You must show that there was a dangerous condition on the property that was not obvious. What is safe depends on the intended use of the property. For example, a ski hill will not have the same conditions as a bank parking lot.
Once you establish duty and show that there was a dangerous condition on the property, you must show that the defendant had notice of the dangerous condition and could have removed it. In Arizona, notice can be either actual notice or constructive notice. This means that notice exists when the defendant either knew or should have known of the dangerous condition.
All claimants must prove that the injuries were caused by a dangerous condition.
Of course, to recover in a slip and fall case, you must show that your injury resulted in damages. Damages may include hospital bills, lost income, or pain and suffering.
Different Kinds of Visitors are Owed Different Duties of Care
For what purpose a visitor enters a given property can greatly impact slip and fall liability claims. This is because property owners owe different duties of care to different kinds of visitors. In Arizona slip and fall cases, there are three types of property visitors:
“To recover in a slip and fall case, you must show that your injury resulted in damages. Damages may include hospital bills, lost income, or pain and suffering.”
An invitee is a person who enters a property for a specific business purpose. For example, when you enter a Target or a Mcdonald’s, you are entering those properties as an invitee.
A property owner is obligated to provide a reasonable standard of care to an invitee.
A licensee is someone who enters the property with permission for a personal purpose. For example, birthday party guests at a person’s home are licensees.
In the case of licensees, a person controlling the property must:
- provide a warning to the licensee of any dangerous conditions that creates an unreasonable risk of harm
- show notice to the person controlling the property
- show that it was not obvious to the person who was injured
A trespasser is someone who enters the property without permission from the property owner or the person who otherwise controls the property.
Trespassers are generally not owed a duty of care. However, in the case of children, they might. If the property has what is called an “attractive nuisance,” then the property owner must exercise reasonable care to avoid a reasonably foreseeable risk of harm to children.
For example, if the property owner builds a structure on the property, such as a hunting shack in a tree, this is likely to trigger the attractive nuisance doctrine.
A Property Owner May Allege Comparative Negligence
Even if an injured person has proven negligence in a slip and fall case, the property owner may still allege that the injured person’s own negligence contributed to the injury. The legal community calls this comparative negligence or “shared fault.”

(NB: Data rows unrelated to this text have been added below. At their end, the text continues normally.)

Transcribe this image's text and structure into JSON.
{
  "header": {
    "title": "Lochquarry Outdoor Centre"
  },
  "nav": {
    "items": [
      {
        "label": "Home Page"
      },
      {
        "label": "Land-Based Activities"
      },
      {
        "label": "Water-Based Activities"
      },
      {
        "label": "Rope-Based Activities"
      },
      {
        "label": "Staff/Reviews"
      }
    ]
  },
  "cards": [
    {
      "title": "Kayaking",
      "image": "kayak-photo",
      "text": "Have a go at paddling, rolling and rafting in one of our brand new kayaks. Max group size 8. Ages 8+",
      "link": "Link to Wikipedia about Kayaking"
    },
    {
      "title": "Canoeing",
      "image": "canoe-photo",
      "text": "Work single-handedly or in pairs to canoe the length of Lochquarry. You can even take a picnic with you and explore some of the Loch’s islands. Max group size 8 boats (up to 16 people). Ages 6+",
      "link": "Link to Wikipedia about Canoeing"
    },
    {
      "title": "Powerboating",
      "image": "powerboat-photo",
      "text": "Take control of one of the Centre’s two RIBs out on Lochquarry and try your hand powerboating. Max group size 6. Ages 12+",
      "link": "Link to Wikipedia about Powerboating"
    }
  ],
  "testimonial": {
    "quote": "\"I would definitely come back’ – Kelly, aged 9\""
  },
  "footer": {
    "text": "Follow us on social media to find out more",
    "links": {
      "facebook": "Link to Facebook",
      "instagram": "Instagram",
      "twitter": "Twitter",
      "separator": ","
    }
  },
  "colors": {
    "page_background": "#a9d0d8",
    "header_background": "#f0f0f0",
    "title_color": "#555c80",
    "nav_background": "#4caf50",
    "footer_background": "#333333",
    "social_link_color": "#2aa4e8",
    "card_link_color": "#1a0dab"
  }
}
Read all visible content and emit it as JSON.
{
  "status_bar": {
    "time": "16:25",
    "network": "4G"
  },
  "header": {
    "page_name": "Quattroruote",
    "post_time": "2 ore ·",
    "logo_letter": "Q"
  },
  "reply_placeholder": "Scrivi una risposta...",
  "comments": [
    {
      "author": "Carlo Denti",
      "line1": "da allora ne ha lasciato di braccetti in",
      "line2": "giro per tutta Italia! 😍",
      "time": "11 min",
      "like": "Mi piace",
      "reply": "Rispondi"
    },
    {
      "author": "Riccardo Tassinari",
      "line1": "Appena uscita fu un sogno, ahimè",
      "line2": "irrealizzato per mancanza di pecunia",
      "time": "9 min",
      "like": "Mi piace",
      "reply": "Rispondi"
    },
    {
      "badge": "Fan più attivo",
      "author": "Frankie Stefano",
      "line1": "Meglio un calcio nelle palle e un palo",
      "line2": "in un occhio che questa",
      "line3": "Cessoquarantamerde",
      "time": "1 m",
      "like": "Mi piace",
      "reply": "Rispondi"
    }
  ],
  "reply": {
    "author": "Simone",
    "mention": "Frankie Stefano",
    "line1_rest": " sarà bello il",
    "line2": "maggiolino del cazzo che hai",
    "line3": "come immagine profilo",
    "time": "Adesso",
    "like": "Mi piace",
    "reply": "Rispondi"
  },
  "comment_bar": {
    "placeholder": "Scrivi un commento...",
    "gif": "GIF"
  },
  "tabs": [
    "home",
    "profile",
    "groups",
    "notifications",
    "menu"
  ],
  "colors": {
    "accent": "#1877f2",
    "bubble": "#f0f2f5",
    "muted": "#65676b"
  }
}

Under the theory of comparative fault, a judge can reduce the injured person’s damages by a percentage that represents how much their own actions contributed to the injury. For example, the defendant may allege that the injured person was not paying sufficient attention when they tripped on the loose brick.
Statute of Limitations for a Slip and Fall Case in Arizona
A person who incurs personal injury due to a slip and fall is entitled to file a lawsuit for compensation within two (2) years of experiencing the event.
Contact Goodnow McKay’s Slip and Fall Lawyers
If you have been injured on someone else’s property, contact our slip and fall lawyers for a free consultation.
Slip and fall claims can be complicated cases. Goodnow McKay has extensive experience recovering reasonable settlements for our clients, even where comparative negligence is an issue.
No Hourly Fees
Here at Goodnow McKay, we do not charge our clients on an hourly basis for our services. In fact, our clients do not pay us at all unless our clients do. Goodnow McKay lawyers represent clients in various kinds of auto accident claims, including liability/bodily injury claims, uninsured or underinsured claims, and medical payment claims.